Post contributed by Crystal Boutwell, Office of Sustainability Intern
In the southern Blue Ridge Mountains of eastern Georgia, we begin our 430-mile long journey down the Chattahoochee River. We’ll travel westward through Atlanta and then south to straddle the Alabama/Georgia border until eventually we meet up with the Flint river and several other tributaries that come together to form the Apalachicola River that will carry us on into the Florida panhandle.
Since as early as 1000 B.C. people have made their homes and their lives alongside the Chattahoochee. From the ancient Kilomoki ruins, to the spiritual Creek Indian encampments that would eventually be conquered by white settlers, the Chattahoochee has been a food source, a transportation route, a means of spiritual connection for different cultures of people for centuries, and even an inspiration for art and poetry (see Sidney Lanier’s Song of the Chattahoochee). Beginning in the early 1800s, King Cotton sailed his royal route from the port town of Apalachicola to wharves scattered upstream, eventually arriving in the prosperous market-town of Columbus. Of course when Confederate troops realized their “War for Southern Independence” was drawing to an unfavorable close, they sought to defend the Chattahoochee from Union troops no matter the cost. In the aftermath of the war, steamboats and passenger boats took hold on the watery highway until about the end of WWI, when having been replaced by roads and rail for transportation, the river began its role as a provider of hydroelectric power. (More details on the history of the Chattahoochee can be found here.)
Today, the Chattahoochee is most known for the complicated tri-state dispute over water usage rights between Florida, Alabama, and Georgia. The river is the most heavily relied upon drinking water resource in Georgia, with Florida and Alabama arguing that Georgia uses too much water from the river. Additionally, the historical desire of people to build their cities near the river comes with a cost: modern cities consist of mostly impervious surfaces and large sewer infrastructures, which together wash pollutants to the river after a heavy rain, resulting in elevated bacteria levels. One way to combat this is to advocate for usage of more porous infrastructure materials in local cities.

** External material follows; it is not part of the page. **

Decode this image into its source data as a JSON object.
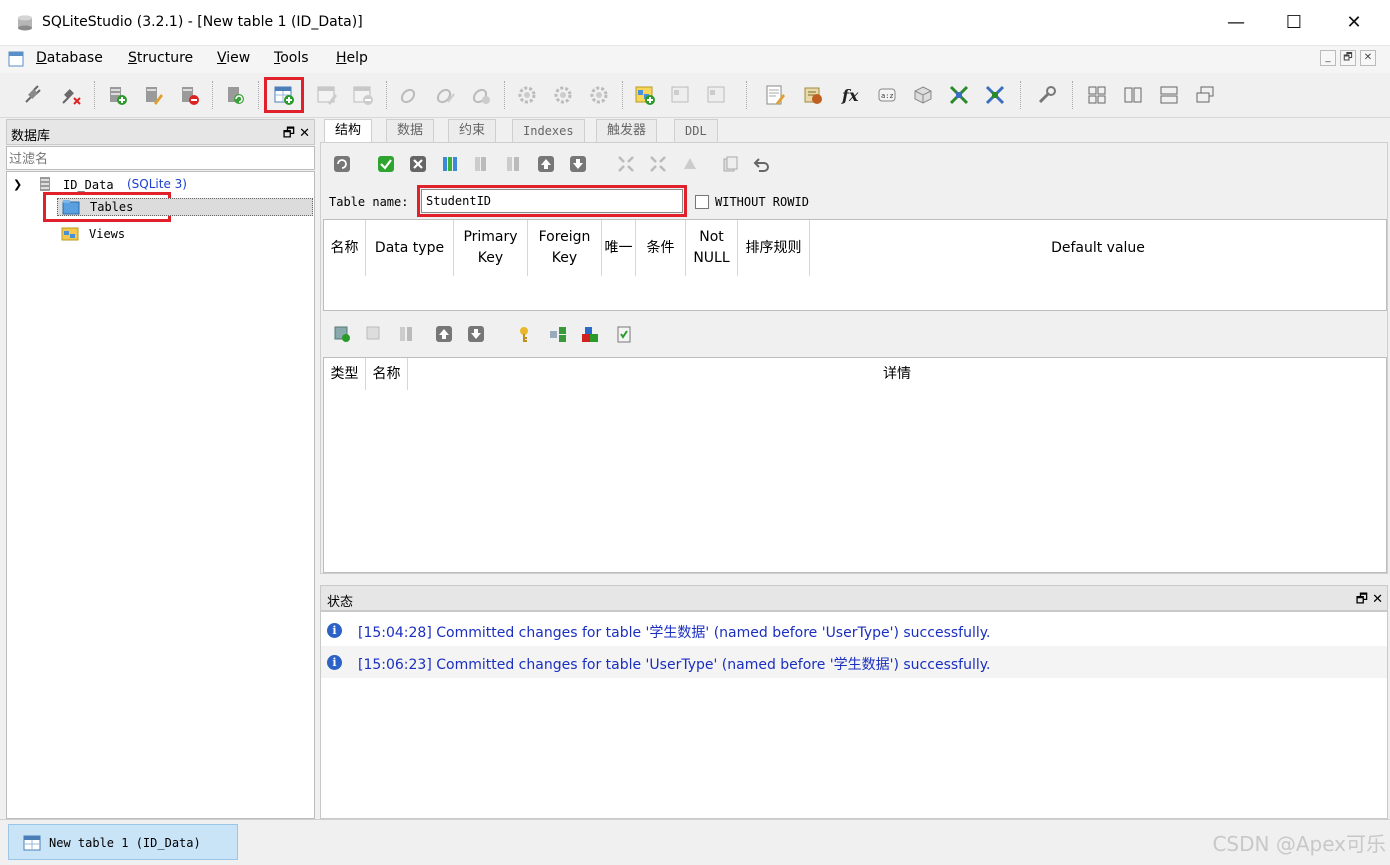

Thankfully, other than after heavy rains, the river is completely clean and safe to swim in and provides a wealth of opportunities for those seeking outdoor recreation. For example, the National Park Service owns and operates the Chattahoochee River National Recreation Area, hugging 48 miles of river northeast of Atlanta where visitors can raft, canoe, kayak, or operate small boats. They can also enjoy over seven miles of cycling trails, as well as fishing or educational services.

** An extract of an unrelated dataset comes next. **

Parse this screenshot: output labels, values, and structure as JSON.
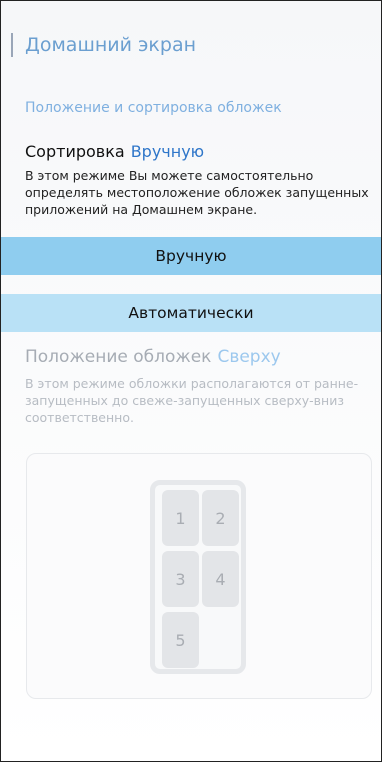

Closer to the Plains, however, is the city of Columbus, Georgia, which once was a bustling cotton-market city.
Only a 45-minute drive from Auburn, Columbus has many recreational opportunities to offer including a 15-mile Riverwalk “linear park” that hugs the river where one can walk, ride a bike, or fish off the pier. Don’t own a bike? There is a shop right on the Riverwalk where visitors can rent all bikes, kayaks, stand-up paddleboards and more. If you’re looking for a little more adventure, the Blue Heron 1200-feet zip line is the only zip line in the nation to cross a state line or you can get more familiar with the river by white water rafting with WhiteWater Express. If you’re not the outdoorsy type or if it’s too hot out for an outdoor excursion, check out Uptown Columbus for local dining, shopping, or exploring.
The next time you’re bored in Auburn, go check out this majestic river and see for yourself why for centuries people have built their cities on it, been inspired by it, and even been willing to risk their lives for it. You won’t be disappointed.